What Women Should Know
In recent years, women have reclaimed the conversation around their bodies and fitness. The result: greater celebration of bodies of all shapes, sizes, and builds.
The more empowered to build strength (and confidence) women have become, the more interested in creatine they’ve grown.
Still, women who feel hesitant about taking creatine should know: It’s very unlikely they’d pack on anywhere near as much muscle as men when supplementing.
“There’s a big difference in male versus female hormones that promote muscle mass, so women shouldn’t fear that they will instantly bulk up!” says Link.
Men typically have larger muscle mass and more fast-twitch muscle fibers (which support explosive, powerful movements), so they typically see more drastic effects from supplementing with creatine than women.
Who Should Take Creatine

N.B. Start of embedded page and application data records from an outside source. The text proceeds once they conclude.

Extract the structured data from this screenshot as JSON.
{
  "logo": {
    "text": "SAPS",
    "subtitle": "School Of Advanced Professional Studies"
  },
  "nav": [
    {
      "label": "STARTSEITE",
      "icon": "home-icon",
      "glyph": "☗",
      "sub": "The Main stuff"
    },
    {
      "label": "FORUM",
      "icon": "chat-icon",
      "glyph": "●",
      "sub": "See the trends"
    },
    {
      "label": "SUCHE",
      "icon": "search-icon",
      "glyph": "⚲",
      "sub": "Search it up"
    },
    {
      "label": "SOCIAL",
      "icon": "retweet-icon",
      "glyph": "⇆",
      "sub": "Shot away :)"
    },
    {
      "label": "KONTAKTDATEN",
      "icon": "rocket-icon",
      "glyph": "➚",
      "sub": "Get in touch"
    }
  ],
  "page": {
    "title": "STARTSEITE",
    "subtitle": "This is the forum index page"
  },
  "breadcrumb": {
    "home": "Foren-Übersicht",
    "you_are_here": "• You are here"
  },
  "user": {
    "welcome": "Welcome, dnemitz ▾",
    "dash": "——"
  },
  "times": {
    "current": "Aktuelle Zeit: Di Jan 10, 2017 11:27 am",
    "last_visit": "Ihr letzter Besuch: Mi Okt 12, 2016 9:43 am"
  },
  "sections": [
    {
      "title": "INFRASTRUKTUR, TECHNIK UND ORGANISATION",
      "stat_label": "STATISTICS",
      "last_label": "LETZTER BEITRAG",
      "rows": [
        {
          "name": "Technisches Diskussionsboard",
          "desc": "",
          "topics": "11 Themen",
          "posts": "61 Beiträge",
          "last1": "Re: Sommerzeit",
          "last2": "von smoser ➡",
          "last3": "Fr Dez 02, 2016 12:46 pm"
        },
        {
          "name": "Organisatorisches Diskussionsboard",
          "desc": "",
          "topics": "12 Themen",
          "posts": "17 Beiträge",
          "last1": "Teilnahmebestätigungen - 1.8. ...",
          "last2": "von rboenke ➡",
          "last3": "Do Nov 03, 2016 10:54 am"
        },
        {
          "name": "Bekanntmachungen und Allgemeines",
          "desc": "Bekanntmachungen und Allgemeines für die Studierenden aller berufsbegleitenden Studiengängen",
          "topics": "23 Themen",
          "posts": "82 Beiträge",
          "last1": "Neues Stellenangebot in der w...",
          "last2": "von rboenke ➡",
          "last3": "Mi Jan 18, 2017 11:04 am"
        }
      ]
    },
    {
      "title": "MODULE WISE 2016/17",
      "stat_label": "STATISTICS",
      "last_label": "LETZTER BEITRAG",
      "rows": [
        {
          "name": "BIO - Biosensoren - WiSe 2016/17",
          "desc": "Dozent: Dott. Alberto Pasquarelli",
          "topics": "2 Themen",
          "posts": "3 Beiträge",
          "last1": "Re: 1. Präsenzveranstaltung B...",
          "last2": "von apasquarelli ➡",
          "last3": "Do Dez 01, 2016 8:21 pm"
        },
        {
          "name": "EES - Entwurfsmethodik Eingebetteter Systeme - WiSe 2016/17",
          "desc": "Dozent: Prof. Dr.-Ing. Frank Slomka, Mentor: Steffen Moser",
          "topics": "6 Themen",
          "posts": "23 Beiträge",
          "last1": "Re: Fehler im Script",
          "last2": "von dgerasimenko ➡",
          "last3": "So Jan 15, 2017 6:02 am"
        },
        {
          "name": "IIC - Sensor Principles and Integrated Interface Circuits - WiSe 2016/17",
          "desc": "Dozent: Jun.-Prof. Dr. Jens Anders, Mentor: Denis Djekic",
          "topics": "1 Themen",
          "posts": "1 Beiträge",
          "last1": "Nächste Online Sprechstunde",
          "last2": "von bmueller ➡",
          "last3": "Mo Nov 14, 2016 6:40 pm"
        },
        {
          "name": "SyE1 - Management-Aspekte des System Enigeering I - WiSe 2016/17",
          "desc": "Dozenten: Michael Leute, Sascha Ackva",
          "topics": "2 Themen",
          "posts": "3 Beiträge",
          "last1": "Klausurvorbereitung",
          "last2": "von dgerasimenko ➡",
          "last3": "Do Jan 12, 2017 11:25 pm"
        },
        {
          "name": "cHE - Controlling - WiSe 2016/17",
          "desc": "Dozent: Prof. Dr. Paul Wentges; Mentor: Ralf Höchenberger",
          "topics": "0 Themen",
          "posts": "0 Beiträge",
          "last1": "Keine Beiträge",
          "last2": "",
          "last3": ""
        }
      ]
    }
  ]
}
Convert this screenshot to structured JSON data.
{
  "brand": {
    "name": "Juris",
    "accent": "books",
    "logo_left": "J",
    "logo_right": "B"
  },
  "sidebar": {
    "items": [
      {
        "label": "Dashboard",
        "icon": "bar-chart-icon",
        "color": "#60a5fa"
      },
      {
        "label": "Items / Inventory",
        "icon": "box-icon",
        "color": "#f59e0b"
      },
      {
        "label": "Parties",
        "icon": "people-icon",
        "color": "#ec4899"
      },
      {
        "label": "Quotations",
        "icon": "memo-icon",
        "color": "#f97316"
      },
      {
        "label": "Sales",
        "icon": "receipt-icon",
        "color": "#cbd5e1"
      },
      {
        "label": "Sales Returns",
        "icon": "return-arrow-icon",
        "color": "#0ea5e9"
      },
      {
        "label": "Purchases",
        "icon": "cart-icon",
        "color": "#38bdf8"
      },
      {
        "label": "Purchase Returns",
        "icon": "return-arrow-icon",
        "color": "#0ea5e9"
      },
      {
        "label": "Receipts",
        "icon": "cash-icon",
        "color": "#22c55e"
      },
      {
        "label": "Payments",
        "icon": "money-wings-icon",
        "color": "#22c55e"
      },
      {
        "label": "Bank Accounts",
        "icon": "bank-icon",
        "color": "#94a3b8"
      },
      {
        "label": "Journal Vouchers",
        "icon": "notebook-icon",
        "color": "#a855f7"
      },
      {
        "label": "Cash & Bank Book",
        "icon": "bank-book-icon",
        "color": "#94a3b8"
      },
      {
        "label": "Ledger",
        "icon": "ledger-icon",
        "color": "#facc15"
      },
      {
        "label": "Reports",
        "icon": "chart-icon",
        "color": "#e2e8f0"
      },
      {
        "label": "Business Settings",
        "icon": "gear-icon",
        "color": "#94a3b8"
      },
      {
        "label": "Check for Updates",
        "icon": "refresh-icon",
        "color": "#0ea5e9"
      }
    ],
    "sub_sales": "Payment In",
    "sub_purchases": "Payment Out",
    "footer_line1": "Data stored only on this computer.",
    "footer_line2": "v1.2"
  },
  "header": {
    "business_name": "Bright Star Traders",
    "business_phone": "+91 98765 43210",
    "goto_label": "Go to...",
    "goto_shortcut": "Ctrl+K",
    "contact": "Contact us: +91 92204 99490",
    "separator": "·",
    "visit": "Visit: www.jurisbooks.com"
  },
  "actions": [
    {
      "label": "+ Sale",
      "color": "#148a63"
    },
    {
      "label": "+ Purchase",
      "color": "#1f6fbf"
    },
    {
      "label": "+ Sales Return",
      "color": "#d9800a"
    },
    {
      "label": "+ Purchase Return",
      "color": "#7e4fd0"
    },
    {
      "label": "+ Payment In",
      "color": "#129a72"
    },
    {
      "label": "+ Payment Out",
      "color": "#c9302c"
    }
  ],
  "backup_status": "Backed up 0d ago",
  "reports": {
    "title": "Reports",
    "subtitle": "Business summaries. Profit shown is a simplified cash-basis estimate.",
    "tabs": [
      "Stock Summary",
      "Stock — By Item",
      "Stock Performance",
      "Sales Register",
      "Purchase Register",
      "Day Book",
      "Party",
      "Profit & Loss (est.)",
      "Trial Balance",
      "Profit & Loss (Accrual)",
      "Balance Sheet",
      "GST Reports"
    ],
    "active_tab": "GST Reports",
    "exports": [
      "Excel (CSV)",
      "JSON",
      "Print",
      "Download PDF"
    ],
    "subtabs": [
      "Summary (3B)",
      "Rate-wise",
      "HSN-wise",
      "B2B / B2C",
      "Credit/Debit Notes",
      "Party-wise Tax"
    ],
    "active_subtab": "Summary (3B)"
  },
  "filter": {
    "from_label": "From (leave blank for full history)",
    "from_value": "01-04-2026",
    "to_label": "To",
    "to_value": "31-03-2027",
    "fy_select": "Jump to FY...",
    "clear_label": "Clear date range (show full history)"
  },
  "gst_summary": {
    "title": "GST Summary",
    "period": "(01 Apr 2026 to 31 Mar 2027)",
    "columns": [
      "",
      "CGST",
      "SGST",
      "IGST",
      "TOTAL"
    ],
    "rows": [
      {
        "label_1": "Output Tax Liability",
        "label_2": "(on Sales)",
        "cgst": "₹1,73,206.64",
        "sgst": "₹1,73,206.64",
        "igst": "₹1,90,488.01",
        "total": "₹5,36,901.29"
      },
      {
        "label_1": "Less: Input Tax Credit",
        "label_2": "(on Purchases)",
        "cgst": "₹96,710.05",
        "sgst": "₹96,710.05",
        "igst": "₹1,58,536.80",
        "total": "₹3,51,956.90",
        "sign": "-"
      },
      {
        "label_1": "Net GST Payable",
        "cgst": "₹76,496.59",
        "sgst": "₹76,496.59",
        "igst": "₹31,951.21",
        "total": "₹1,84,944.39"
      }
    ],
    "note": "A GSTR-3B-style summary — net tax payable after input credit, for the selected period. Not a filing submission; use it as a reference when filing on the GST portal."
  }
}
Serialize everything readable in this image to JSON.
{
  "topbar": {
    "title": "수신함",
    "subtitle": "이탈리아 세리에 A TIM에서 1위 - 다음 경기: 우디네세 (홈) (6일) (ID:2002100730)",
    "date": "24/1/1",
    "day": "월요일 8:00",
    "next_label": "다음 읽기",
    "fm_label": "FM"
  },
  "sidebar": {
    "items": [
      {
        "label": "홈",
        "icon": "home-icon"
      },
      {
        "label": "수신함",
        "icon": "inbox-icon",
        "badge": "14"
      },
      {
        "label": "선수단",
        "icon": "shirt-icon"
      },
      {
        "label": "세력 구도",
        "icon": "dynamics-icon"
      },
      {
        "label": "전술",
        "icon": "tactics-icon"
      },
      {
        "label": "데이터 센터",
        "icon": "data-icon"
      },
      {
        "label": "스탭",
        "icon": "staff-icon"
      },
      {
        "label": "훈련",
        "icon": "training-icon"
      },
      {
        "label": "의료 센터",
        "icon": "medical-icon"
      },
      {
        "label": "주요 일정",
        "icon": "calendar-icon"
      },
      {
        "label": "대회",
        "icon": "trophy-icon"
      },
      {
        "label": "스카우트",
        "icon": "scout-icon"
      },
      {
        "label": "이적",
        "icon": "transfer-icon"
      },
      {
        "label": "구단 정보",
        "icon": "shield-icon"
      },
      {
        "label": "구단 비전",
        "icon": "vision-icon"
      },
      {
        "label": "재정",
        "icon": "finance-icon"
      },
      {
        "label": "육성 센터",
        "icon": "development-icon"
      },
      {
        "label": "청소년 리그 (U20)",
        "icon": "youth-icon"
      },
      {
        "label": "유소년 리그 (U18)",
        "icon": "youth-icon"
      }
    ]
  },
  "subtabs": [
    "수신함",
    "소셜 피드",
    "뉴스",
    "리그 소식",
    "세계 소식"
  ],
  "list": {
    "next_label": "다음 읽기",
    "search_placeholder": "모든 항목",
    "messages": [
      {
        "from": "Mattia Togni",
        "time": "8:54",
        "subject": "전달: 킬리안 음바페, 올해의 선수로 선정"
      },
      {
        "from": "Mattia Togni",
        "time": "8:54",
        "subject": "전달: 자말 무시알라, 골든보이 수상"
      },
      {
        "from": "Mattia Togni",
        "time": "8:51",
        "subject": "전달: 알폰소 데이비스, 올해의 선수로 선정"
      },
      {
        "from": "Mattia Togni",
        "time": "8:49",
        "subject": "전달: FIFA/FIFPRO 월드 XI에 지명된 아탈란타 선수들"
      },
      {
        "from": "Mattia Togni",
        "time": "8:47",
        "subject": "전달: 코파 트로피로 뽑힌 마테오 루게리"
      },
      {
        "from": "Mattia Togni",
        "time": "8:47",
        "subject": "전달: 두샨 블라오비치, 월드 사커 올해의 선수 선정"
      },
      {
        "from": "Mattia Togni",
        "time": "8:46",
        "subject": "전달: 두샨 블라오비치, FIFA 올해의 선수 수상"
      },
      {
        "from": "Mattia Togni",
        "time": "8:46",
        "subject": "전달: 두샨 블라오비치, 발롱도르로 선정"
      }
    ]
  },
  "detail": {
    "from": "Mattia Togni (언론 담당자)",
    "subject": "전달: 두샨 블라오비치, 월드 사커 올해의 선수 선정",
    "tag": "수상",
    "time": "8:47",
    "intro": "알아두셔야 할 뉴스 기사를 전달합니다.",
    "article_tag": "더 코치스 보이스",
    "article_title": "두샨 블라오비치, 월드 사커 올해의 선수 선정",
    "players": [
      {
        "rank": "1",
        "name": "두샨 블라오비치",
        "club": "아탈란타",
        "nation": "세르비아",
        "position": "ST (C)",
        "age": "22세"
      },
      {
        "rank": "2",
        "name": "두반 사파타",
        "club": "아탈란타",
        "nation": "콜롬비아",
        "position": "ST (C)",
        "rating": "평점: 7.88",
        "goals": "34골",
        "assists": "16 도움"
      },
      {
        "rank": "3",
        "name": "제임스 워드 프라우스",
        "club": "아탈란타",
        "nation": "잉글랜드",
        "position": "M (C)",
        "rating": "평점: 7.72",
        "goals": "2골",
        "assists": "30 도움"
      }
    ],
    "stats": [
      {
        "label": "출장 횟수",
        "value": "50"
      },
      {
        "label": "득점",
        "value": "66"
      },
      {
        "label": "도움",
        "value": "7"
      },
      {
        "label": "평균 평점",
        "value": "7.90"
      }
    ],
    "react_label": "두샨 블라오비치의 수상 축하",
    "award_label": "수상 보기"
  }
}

Anyone who lifts weights, sprints, or faithfully attends HIIT classes, can benefit from taking creatine, says Lauren Antonucci, M.S., R.D.N., C.S.S.D., C.D.E., C.D.N., sports dietitian and owner of Nutrition Energy. (Most of the research on creatine focuses on its weight-lifting-related benefits.)
Endurance athletes, like marathoners or triathletes, though, may not get as much out of the supplement. This type of exercise depends more on oxygen, and creatine doesn’t do much to increase aerobic capacity or oxygen intake.
Best Practices For Supplementing With Creatine
If you think creatine could help you reach your fitness (and body composition) goals, Link recommends looking for a supplement that provides 100 percent pure creatine monohydrate, the most-researched form of the compound. (BodyTech’s 100% Pure Creatine Monohydrate powder is unflavored and easy to stack with your other gym supplements.)
How Much Creatine To Take
To start reaping creatine’s muscle-boosting benefits ASAP, Link recommends taking five grams four times per day for up to five days to increase stores fast. (This is often referred to as the ‘loading phase.’)
Once you get your levels up, decrease intake to the ‘maintenance dose’—typically about two to five grams per day. According to Link, women with lower amounts of muscle mass can benefit from just two grams or so. Women with more muscle mass, though, may need closer to five grams.
How To Take Creatine
Though researchers still don’t all quite agree on the single best time to take creatine, shortly before or after exercise have both been proven effective.
Some research also suggests taking creatine alongside some carbohydrates boosts its effectiveness. Carbs stimulate our production of the hormone insulin, which then helps transport them (and creatine) into our muscle cells.
Regardless of how you take your creatine, Antonucci recommends supplementing for 6 to 10 weeks before evaluating your results. It’ll take about that long to notice any real changes in performance or muscle size.
Just remember: “You have to also put in the work! You’re not going to build muscle if you don’t work out,” says Dr. Lisa Young, Ph.D., R.D.N.
Your first step is to nail your workout routine; then add creatine into the mix.
About The Water Weight…
Yes, it is true that the average person puts on two to four pounds of water weight when taking creatine, says Antonucci.
However, men typically experience more water retention than women—and it’s typically most notable during the loading phase. Plus, while water retention and weight may fluctuate at first, they typically stabilize after a few weeks.
If women are hyper-concerned about water retention, they can typically avoid it by skipping the loading phase and sticking to less than five grams of creatine per day, Antonucci says.
If building muscle or boosting your fitness are top priority, an extra couple of pounds may certainly be worth it in the long run. Plus, those couple extra pounds really just indicate that your body is better-hydrated!